'Tracking' is a body of work about learning to track animals, and more broadly learning to become a Trails guide - someone who takes people on guided walks in the African bush. The texts that appear here are extracts from a longer piece and are randomised, meaning they appear in random order. You are invited to click through to the next text, but the panels do not construct a linear narrative, and will not appear in the same order twice.
Hills sunken purple coated with russets, yellow, pallid gold of late autumn. A sinking is happening in the land, but where. We intuit the presence of the deep gorge, the sluggish river serpentining through it, the impassability to the north, south, to the east, that cordons us off from the known world. We are in the wilderness and he is our guide. We trust him with the abandon generated by necessity. He is on his own with us, we are his charges. He is leading us toward knowledge, self-discovery, toward the green garrison of mopane that ensnares us.
This land is enigmatic. It does not have a single version of itself to offer us, to project. It is not the desert or the savannah, a monochrome immensity which instantly commands our attention. It is furtive, sly, forgotten. Several life zones collide here an the vegetation and animals and birds are all in a confusion.
We are tantalised by the rare sighting of a Palm-nut vulture. We tear off in search of him, binoculars balanced on the dash board.
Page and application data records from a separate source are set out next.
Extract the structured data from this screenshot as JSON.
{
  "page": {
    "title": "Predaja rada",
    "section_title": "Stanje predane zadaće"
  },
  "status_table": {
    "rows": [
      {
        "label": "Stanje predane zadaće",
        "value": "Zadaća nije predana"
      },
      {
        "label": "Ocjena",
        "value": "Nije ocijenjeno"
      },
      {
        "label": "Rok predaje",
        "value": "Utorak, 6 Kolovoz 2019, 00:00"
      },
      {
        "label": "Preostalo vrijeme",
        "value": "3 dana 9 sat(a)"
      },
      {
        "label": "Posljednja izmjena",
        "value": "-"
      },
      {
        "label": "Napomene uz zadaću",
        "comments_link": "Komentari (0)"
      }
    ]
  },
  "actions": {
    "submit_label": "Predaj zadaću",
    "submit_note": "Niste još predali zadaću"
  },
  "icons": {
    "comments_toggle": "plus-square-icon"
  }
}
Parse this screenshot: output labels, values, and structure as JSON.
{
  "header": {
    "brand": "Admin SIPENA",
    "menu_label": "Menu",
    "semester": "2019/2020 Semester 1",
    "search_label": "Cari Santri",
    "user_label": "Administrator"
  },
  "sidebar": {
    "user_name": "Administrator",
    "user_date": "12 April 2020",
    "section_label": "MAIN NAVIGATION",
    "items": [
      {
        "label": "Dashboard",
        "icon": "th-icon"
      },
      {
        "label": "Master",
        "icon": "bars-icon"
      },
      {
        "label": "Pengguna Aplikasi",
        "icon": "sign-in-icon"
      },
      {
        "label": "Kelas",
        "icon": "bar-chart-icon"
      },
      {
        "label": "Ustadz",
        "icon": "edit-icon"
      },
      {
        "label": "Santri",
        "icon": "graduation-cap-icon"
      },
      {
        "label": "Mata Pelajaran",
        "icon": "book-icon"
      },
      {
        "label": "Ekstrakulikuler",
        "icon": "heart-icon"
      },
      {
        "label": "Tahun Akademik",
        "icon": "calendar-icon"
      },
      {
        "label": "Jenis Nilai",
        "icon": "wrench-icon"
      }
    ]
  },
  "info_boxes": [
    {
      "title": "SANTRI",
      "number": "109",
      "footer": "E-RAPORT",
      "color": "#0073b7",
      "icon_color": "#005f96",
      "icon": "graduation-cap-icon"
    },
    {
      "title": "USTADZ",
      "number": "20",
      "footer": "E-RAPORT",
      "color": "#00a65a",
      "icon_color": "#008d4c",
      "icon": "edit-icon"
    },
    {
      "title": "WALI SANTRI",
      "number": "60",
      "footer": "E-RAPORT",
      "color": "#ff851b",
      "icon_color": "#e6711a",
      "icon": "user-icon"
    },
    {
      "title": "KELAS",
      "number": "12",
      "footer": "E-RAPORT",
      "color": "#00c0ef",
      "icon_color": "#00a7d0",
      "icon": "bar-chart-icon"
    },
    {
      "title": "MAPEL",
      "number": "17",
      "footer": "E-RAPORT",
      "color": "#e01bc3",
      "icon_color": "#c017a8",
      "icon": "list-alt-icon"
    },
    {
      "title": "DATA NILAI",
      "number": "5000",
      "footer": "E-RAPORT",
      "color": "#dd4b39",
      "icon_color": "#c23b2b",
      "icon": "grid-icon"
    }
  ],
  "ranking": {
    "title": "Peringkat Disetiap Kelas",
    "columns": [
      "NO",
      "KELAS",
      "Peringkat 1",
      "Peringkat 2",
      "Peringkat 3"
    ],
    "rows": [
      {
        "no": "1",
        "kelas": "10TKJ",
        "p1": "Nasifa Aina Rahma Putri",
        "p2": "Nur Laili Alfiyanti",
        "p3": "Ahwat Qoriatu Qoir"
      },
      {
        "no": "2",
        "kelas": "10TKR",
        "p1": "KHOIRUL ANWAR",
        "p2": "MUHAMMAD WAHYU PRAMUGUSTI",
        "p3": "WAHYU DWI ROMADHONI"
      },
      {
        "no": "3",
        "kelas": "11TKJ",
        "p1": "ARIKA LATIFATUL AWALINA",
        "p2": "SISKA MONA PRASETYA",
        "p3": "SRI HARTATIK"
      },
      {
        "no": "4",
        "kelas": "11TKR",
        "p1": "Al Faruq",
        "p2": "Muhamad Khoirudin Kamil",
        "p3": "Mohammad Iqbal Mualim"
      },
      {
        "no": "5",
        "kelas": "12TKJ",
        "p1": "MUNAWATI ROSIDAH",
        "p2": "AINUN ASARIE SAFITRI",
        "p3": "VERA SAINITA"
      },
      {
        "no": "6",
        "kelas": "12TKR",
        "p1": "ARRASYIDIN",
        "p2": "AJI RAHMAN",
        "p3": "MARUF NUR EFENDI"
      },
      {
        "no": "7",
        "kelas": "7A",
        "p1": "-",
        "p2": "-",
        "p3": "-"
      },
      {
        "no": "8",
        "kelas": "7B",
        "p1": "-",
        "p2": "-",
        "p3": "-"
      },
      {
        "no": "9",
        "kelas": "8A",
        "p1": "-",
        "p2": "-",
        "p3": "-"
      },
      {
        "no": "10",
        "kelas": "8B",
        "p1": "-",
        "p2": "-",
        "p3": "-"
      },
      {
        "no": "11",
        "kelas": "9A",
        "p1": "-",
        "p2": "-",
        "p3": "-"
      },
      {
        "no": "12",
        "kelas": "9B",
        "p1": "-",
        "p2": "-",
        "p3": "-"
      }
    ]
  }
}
The Palm-nut vulture belongs in tropical coastal forests and we are 70 kilometres away from that. He is off-course in the off-season. He is lost.